DATA IN THIS EXERCISE below:

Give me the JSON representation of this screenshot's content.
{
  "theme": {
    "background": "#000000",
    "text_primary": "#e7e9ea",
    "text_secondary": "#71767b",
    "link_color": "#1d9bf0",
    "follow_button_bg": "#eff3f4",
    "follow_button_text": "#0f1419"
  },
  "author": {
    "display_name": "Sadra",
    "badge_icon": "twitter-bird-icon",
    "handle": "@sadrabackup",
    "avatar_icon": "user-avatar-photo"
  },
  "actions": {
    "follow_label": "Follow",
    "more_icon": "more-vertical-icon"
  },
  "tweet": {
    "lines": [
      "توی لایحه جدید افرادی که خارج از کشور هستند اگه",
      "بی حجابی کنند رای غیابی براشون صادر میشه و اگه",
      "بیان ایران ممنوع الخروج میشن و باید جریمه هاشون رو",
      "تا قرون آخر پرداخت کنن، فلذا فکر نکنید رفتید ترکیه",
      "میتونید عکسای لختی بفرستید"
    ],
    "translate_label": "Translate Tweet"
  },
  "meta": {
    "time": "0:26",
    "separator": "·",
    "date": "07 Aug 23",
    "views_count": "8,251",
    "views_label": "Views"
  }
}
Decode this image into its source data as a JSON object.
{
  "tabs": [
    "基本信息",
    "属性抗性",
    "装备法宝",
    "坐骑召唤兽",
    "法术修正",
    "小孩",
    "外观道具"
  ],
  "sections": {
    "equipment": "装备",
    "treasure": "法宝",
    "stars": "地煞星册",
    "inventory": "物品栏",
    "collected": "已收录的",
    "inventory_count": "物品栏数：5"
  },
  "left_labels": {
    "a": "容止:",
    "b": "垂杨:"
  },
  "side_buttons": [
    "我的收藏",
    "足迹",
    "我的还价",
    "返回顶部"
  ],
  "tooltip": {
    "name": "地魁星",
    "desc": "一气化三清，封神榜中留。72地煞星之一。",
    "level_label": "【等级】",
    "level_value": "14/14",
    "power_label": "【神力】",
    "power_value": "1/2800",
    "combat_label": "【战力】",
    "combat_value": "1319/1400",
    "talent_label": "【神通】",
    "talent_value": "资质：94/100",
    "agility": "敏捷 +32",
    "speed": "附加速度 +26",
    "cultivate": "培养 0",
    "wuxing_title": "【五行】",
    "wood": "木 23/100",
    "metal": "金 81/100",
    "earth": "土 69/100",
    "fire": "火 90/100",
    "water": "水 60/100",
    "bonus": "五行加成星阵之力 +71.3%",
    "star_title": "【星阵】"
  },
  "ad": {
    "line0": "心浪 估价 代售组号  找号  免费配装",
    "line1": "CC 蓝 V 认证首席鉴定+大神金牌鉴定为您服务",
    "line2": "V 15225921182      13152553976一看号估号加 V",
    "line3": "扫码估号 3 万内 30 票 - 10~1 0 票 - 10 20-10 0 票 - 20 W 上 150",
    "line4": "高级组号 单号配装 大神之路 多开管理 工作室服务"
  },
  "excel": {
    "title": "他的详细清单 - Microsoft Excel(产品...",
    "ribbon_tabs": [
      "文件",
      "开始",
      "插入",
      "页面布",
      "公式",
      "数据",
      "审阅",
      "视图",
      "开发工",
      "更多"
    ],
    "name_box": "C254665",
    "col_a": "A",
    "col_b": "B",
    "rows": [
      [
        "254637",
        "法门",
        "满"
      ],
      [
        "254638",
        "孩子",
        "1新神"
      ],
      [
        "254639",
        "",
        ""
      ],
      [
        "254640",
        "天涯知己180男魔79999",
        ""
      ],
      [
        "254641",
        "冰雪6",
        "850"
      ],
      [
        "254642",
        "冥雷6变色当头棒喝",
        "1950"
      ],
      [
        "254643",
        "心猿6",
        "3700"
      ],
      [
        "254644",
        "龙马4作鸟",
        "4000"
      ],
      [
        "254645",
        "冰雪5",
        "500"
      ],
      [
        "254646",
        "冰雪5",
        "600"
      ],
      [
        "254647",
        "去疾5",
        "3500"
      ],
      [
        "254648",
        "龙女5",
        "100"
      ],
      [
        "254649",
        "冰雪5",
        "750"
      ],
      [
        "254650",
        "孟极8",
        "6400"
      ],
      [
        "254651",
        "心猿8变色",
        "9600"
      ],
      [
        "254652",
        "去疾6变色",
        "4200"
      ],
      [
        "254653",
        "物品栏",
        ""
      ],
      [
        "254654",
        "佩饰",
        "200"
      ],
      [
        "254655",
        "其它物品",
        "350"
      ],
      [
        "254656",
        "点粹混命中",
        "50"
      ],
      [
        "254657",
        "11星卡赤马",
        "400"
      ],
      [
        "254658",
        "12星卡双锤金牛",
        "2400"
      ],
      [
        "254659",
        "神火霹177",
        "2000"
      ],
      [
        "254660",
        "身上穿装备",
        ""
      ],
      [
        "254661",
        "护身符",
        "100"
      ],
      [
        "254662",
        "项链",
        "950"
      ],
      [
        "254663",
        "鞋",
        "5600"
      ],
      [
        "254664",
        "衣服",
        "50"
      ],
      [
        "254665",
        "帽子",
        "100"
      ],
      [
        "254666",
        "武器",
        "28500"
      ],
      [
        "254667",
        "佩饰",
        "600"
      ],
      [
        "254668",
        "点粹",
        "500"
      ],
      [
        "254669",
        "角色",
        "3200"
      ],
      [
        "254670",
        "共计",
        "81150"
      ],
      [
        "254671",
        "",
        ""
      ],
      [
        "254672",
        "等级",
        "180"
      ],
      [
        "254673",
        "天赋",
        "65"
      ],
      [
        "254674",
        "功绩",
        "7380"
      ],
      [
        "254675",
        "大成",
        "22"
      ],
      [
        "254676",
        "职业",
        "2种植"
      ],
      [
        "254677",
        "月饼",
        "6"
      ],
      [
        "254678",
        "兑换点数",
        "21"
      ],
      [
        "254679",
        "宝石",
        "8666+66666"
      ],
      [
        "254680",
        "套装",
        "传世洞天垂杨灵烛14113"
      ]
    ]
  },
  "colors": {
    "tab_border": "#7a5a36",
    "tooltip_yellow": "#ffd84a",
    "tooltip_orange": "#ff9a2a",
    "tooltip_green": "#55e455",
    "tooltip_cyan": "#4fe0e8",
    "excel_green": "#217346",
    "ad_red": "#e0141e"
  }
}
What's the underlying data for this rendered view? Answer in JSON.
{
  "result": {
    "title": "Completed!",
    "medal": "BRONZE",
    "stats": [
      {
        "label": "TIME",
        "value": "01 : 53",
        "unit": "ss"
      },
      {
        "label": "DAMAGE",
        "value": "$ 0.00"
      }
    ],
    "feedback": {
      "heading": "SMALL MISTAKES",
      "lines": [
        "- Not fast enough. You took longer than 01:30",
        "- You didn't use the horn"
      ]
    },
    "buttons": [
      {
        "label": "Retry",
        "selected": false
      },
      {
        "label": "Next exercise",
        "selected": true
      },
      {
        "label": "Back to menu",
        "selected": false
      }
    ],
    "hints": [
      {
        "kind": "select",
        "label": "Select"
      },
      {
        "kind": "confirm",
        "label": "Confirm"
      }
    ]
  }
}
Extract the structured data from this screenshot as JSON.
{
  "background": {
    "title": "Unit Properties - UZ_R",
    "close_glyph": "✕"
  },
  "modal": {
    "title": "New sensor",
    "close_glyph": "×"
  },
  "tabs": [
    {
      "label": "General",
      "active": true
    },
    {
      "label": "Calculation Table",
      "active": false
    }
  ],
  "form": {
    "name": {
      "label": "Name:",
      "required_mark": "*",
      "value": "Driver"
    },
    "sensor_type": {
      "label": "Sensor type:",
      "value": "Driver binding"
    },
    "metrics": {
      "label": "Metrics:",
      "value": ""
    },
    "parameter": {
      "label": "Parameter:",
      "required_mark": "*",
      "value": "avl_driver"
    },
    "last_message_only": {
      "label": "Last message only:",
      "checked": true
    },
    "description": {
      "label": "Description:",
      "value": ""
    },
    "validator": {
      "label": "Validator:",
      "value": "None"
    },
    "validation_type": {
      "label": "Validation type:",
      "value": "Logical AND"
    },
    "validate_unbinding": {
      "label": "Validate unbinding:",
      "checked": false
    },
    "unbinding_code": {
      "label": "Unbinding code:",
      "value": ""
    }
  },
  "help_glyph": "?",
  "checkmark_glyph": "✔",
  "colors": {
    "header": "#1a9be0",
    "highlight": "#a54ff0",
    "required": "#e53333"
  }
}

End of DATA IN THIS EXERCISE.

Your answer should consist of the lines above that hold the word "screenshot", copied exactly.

Give me the JSON representation of this screenshot's content.
Extract the structured data from this screenshot as JSON.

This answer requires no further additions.